We walk up the slope, away from the water, past the coffee-shop tables on the pavements of Epidamn Boulevard. Then we turn left onto Rruga Kalase, and a hot day in 21st-century Albania melts, to be replaced by the second century and the Roman Empire in its pomp.
Hemmed in by a scattershot of modern homes, but unmistakable in its majesty, Durres Amphitheatre could, without a huge leap in imagination, still ring with the sword-clash of gladiatorial combat, seats rearing tall above the arena floor. Carolyn Perry grins like the mother of a school sports day winner. “You weren’t expecting that, were you?” she beams.
I wasn’t. None of us were. On first inspection, Durres is precisely what you would expect of Albania’s second largest city. Freight containers crowd the port – which still clangs and clanks in front of the core of the town, ferries waiting to cross the Adriatic to Bari and Ancona.

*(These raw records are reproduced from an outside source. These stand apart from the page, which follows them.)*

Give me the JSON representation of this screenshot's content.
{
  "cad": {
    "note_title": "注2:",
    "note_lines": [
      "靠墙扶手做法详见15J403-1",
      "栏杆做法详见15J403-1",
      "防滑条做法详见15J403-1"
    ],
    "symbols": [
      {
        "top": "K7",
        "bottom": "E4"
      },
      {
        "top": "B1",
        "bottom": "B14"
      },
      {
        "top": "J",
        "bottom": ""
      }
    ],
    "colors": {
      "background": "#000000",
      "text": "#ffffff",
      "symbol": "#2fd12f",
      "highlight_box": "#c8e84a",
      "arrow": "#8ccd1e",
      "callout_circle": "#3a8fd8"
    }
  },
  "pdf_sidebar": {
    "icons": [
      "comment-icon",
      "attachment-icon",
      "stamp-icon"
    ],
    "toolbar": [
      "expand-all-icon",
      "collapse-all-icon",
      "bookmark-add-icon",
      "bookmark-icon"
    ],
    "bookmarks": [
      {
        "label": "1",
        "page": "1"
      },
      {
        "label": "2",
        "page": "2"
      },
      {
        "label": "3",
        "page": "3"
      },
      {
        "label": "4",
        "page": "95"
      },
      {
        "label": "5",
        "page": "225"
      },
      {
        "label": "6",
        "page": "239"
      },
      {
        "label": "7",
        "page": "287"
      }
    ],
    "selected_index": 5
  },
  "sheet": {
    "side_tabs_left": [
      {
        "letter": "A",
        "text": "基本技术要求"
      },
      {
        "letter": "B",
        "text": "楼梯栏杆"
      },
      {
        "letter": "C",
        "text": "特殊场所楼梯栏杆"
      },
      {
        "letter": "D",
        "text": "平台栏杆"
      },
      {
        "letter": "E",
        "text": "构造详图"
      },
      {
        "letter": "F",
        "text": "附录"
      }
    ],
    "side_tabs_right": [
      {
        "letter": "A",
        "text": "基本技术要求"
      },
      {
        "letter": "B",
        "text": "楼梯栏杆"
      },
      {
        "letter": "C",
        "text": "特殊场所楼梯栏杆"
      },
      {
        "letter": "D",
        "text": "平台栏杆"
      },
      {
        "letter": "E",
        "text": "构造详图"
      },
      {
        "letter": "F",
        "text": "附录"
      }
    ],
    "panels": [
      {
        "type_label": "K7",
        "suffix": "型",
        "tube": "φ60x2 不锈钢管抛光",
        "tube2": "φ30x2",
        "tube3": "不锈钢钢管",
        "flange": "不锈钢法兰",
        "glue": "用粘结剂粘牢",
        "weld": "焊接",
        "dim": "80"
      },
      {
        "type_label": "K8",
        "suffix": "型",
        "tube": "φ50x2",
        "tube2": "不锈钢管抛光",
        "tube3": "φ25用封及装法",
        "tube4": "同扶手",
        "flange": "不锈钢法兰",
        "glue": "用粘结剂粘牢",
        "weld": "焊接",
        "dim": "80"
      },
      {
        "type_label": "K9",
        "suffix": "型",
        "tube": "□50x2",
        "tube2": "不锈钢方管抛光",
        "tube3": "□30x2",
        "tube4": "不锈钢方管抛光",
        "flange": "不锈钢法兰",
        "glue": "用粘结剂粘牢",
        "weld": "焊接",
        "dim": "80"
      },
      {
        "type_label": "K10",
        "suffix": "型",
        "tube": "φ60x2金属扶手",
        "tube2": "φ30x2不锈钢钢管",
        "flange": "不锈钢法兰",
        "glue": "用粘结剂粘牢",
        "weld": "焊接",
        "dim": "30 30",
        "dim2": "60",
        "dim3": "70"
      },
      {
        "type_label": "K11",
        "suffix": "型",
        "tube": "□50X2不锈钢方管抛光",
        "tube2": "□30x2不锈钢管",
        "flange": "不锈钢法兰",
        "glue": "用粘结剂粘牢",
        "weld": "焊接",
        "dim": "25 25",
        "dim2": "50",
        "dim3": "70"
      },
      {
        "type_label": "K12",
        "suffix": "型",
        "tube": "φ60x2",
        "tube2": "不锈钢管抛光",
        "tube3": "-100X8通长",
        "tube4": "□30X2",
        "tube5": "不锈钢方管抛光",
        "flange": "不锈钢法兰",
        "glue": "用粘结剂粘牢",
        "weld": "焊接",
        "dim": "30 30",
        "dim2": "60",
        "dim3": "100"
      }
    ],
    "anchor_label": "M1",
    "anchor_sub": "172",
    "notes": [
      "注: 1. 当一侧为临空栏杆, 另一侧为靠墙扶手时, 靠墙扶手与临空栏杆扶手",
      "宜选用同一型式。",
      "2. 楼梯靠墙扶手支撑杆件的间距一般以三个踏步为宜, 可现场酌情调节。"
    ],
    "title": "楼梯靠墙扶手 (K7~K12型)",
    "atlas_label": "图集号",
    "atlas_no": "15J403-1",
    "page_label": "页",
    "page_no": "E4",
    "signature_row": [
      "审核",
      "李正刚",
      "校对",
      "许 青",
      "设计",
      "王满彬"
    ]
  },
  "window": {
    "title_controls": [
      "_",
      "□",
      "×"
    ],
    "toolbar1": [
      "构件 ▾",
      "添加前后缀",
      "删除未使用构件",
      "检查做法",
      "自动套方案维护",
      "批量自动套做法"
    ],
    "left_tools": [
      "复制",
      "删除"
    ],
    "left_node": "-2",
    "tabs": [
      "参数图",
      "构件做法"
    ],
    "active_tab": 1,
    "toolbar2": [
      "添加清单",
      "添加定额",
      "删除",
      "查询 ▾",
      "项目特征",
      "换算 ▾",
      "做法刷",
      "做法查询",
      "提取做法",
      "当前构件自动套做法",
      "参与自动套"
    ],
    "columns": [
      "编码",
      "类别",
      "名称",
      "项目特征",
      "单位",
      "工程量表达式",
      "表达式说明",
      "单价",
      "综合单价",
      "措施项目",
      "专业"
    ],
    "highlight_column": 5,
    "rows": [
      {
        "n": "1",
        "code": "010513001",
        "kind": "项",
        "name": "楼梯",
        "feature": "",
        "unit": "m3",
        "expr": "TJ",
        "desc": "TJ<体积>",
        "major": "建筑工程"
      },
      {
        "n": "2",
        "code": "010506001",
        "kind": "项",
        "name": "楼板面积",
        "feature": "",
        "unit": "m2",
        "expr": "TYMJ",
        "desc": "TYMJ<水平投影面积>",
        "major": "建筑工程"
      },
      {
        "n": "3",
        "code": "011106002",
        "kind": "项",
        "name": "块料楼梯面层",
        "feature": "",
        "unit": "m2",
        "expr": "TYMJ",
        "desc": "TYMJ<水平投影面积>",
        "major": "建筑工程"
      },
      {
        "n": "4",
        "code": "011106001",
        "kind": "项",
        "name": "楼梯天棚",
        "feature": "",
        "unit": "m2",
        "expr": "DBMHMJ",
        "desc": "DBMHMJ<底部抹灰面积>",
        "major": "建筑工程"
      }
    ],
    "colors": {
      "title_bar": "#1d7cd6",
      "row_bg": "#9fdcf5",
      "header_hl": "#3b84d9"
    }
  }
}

So is the significance that the city held under Rome, when, known as Dyrrachium, it was the start of the Via Egnatia, the highway that forged 700 miles (161km) east to what is now Istanbul. Remarkably, one of the ancient gates to this crucial route across the Balkans still stands, as part of the door to the Portiku Wine Bar, in Rruga Skenderbej.